- [WHAT TO PRODUCE]:
The answer must be an exact copy of the entries that follow, with all images removed.

- [MATERIAL FOR THIS EXERCISE]:

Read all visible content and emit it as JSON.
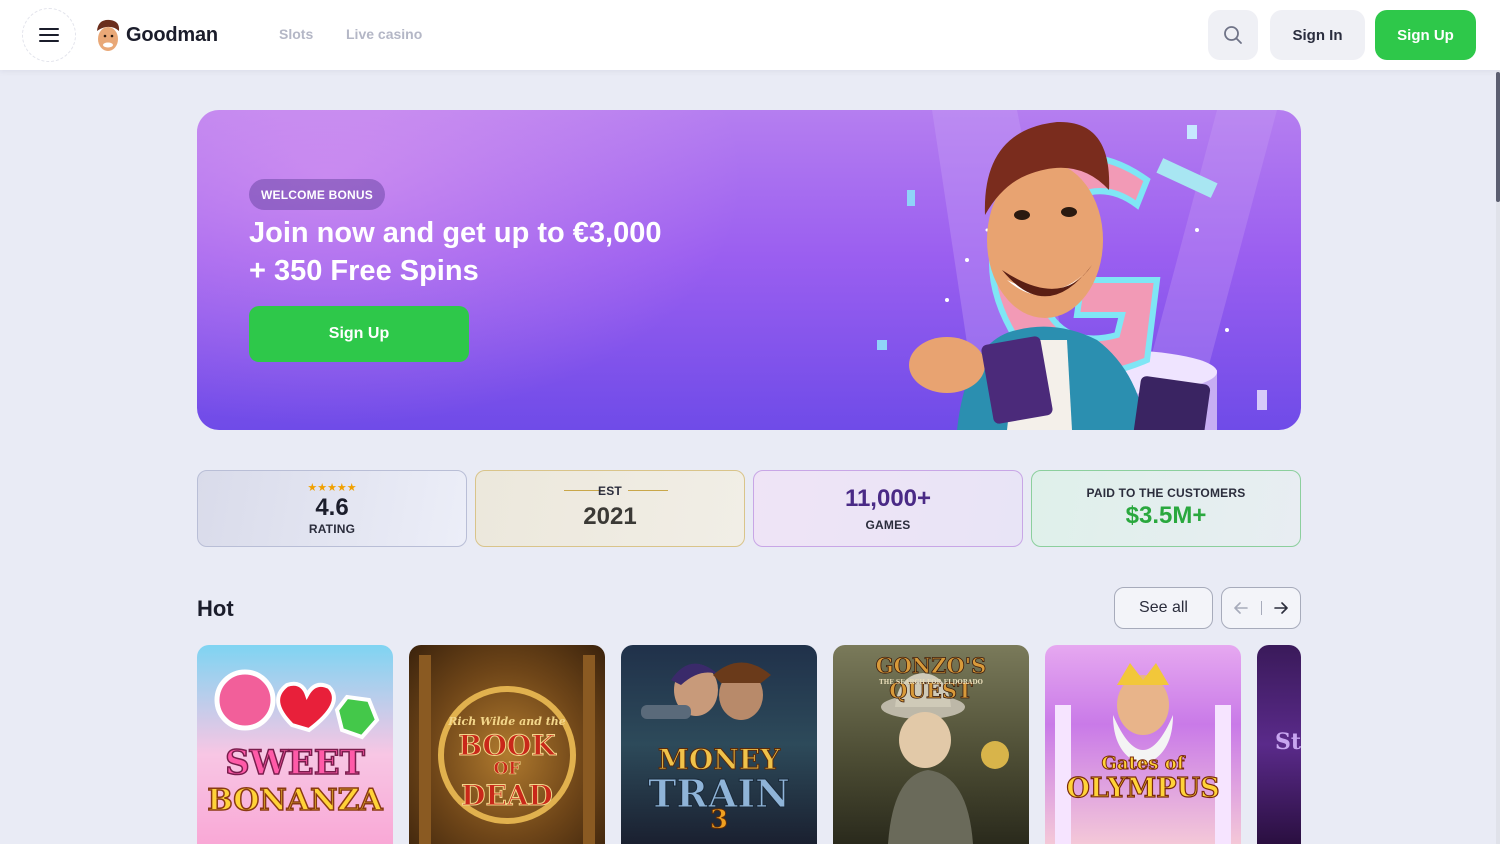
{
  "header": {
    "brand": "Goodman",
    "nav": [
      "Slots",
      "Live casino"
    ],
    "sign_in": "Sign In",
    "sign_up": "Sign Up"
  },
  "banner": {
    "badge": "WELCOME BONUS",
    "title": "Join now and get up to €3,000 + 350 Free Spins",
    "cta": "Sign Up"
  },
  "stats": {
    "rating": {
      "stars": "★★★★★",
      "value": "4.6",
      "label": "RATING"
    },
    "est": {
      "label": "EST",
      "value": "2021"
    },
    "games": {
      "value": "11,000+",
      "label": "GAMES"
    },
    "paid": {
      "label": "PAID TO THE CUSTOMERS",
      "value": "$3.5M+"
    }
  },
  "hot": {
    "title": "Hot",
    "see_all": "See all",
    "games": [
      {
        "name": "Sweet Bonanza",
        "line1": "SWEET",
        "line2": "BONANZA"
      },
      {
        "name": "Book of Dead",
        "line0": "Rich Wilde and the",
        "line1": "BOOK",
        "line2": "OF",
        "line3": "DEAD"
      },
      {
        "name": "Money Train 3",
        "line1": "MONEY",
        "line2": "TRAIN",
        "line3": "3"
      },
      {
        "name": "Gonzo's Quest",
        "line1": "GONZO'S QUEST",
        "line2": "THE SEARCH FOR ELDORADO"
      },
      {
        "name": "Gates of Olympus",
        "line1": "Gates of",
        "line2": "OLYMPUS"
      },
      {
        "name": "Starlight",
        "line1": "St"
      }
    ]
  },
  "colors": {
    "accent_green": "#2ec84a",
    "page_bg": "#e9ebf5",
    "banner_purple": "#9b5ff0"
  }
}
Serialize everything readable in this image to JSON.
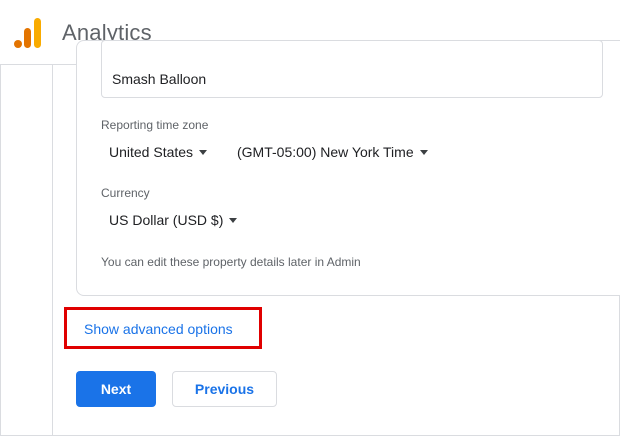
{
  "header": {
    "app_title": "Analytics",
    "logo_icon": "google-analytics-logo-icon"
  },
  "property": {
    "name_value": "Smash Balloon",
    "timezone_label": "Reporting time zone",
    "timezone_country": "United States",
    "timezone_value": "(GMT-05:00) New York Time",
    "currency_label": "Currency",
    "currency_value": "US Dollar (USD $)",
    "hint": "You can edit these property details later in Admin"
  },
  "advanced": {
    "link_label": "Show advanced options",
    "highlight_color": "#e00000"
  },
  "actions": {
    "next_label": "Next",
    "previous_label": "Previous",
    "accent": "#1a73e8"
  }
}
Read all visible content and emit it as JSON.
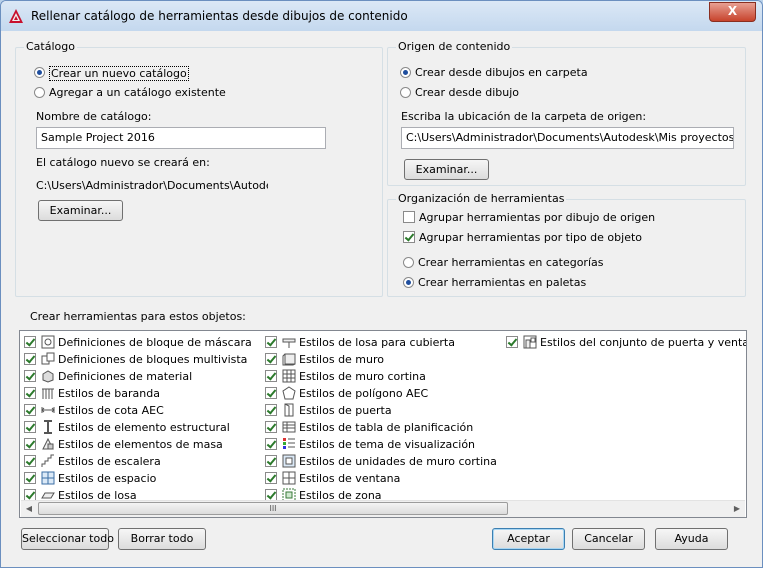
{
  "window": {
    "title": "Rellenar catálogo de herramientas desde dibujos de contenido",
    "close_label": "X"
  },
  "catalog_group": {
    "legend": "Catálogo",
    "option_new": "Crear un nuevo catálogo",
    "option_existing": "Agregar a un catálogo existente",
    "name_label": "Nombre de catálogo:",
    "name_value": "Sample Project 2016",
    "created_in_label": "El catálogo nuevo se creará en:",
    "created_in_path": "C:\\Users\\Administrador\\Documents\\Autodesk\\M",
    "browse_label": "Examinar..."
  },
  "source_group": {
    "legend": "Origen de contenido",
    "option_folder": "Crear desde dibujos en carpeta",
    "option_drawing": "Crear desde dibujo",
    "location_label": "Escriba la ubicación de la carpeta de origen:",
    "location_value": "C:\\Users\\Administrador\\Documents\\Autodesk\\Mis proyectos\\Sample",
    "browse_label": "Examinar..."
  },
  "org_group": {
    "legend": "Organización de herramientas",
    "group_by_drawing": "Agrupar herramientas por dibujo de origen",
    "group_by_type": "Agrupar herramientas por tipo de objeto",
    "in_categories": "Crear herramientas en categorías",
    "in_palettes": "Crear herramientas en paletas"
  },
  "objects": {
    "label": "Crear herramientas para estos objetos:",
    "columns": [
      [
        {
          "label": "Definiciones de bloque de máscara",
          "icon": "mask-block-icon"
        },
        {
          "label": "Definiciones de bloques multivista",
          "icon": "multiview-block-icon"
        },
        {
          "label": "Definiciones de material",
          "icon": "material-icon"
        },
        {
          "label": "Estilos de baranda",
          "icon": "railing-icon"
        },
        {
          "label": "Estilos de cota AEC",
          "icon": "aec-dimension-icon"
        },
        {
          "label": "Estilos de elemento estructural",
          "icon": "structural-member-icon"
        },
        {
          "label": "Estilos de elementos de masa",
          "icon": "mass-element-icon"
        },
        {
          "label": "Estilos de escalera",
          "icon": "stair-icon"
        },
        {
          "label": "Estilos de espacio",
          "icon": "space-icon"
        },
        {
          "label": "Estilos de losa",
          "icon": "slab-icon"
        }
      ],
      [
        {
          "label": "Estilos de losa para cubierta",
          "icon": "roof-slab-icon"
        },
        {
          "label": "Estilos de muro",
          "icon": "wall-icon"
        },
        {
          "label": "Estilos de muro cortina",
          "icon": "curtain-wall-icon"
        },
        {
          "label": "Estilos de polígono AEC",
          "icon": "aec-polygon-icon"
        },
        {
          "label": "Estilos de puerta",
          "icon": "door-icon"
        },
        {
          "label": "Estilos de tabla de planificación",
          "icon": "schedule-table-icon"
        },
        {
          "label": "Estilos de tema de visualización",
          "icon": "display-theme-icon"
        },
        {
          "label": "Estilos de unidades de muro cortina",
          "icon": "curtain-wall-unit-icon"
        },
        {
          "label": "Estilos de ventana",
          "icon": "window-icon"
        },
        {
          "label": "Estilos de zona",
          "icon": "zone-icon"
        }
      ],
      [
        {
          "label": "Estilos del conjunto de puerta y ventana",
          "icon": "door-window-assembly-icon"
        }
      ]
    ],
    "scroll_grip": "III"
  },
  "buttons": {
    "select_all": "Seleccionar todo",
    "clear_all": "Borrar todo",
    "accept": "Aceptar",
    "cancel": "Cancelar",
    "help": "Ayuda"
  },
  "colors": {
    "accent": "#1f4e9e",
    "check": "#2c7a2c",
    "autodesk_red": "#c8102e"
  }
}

- [EXERCISE RESULT]:
Read all visible content and emit it as JSON.
{
  "header": {
    "brand": "Goodman",
    "nav": [
      "Slots",
      "Live casino"
    ],
    "sign_in": "Sign In",
    "sign_up": "Sign Up"
  },
  "banner": {
    "badge": "WELCOME BONUS",
    "title": "Join now and get up to €3,000 + 350 Free Spins",
    "cta": "Sign Up"
  },
  "stats": {
    "rating": {
      "stars": "★★★★★",
      "value": "4.6",
      "label": "RATING"
    },
    "est": {
      "label": "EST",
      "value": "2021"
    },
    "games": {
      "value": "11,000+",
      "label": "GAMES"
    },
    "paid": {
      "label": "PAID TO THE CUSTOMERS",
      "value": "$3.5M+"
    }
  },
  "hot": {
    "title": "Hot",
    "see_all": "See all",
    "games": [
      {
        "name": "Sweet Bonanza",
        "line1": "SWEET",
        "line2": "BONANZA"
      },
      {
        "name": "Book of Dead",
        "line0": "Rich Wilde and the",
        "line1": "BOOK",
        "line2": "OF",
        "line3": "DEAD"
      },
      {
        "name": "Money Train 3",
        "line1": "MONEY",
        "line2": "TRAIN",
        "line3": "3"
      },
      {
        "name": "Gonzo's Quest",
        "line1": "GONZO'S QUEST",
        "line2": "THE SEARCH FOR ELDORADO"
      },
      {
        "name": "Gates of Olympus",
        "line1": "Gates of",
        "line2": "OLYMPUS"
      },
      {
        "name": "Starlight",
        "line1": "St"
      }
    ]
  },
  "colors": {
    "accent_green": "#2ec84a",
    "page_bg": "#e9ebf5",
    "banner_purple": "#9b5ff0"
  }
}
Serialize everything readable in this image to JSON.
{
  "header": {
    "app_title": "Analytics",
    "logo_icon": "google-analytics-logo-icon"
  },
  "property": {
    "name_value": "Smash Balloon",
    "timezone_label": "Reporting time zone",
    "timezone_country": "United States",
    "timezone_value": "(GMT-05:00) New York Time",
    "currency_label": "Currency",
    "currency_value": "US Dollar (USD $)",
    "hint": "You can edit these property details later in Admin"
  },
  "advanced": {
    "link_label": "Show advanced options",
    "highlight_color": "#e00000"
  },
  "actions": {
    "next_label": "Next",
    "previous_label": "Previous",
    "accent": "#1a73e8"
  }
}
Read all visible content and emit it as JSON.
{
  "window": {
    "title": "Rellenar catálogo de herramientas desde dibujos de contenido",
    "close_label": "X"
  },
  "catalog_group": {
    "legend": "Catálogo",
    "option_new": "Crear un nuevo catálogo",
    "option_existing": "Agregar a un catálogo existente",
    "name_label": "Nombre de catálogo:",
    "name_value": "Sample Project 2016",
    "created_in_label": "El catálogo nuevo se creará en:",
    "created_in_path": "C:\\Users\\Administrador\\Documents\\Autodesk\\M",
    "browse_label": "Examinar..."
  },
  "source_group": {
    "legend": "Origen de contenido",
    "option_folder": "Crear desde dibujos en carpeta",
    "option_drawing": "Crear desde dibujo",
    "location_label": "Escriba la ubicación de la carpeta de origen:",
    "location_value": "C:\\Users\\Administrador\\Documents\\Autodesk\\Mis proyectos\\Sample",
    "browse_label": "Examinar..."
  },
  "org_group": {
    "legend": "Organización de herramientas",
    "group_by_drawing": "Agrupar herramientas por dibujo de origen",
    "group_by_type": "Agrupar herramientas por tipo de objeto",
    "in_categories": "Crear herramientas en categorías",
    "in_palettes": "Crear herramientas en paletas"
  },
  "objects": {
    "label": "Crear herramientas para estos objetos:",
    "columns": [
      [
        {
          "label": "Definiciones de bloque de máscara",
          "icon": "mask-block-icon"
        },
        {
          "label": "Definiciones de bloques multivista",
          "icon": "multiview-block-icon"
        },
        {
          "label": "Definiciones de material",
          "icon": "material-icon"
        },
        {
          "label": "Estilos de baranda",
          "icon": "railing-icon"
        },
        {
          "label": "Estilos de cota AEC",
          "icon": "aec-dimension-icon"
        },
        {
          "label": "Estilos de elemento estructural",
          "icon": "structural-member-icon"
        },
        {
          "label": "Estilos de elementos de masa",
          "icon": "mass-element-icon"
        },
        {
          "label": "Estilos de escalera",
          "icon": "stair-icon"
        },
        {
          "label": "Estilos de espacio",
          "icon": "space-icon"
        },
        {
          "label": "Estilos de losa",
          "icon": "slab-icon"
        }
      ],
      [
        {
          "label": "Estilos de losa para cubierta",
          "icon": "roof-slab-icon"
        },
        {
          "label": "Estilos de muro",
          "icon": "wall-icon"
        },
        {
          "label": "Estilos de muro cortina",
          "icon": "curtain-wall-icon"
        },
        {
          "label": "Estilos de polígono AEC",
          "icon": "aec-polygon-icon"
        },
        {
          "label": "Estilos de puerta",
          "icon": "door-icon"
        },
        {
          "label": "Estilos de tabla de planificación",
          "icon": "schedule-table-icon"
        },
        {
          "label": "Estilos de tema de visualización",
          "icon": "display-theme-icon"
        },
        {
          "label": "Estilos de unidades de muro cortina",
          "icon": "curtain-wall-unit-icon"
        },
        {
          "label": "Estilos de ventana",
          "icon": "window-icon"
        },
        {
          "label": "Estilos de zona",
          "icon": "zone-icon"
        }
      ],
      [
        {
          "label": "Estilos del conjunto de puerta y ventana",
          "icon": "door-window-assembly-icon"
        }
      ]
    ],
    "scroll_grip": "III"
  },
  "buttons": {
    "select_all": "Seleccionar todo",
    "clear_all": "Borrar todo",
    "accept": "Aceptar",
    "cancel": "Cancelar",
    "help": "Ayuda"
  },
  "colors": {
    "accent": "#1f4e9e",
    "check": "#2c7a2c",
    "autodesk_red": "#c8102e"
  }
}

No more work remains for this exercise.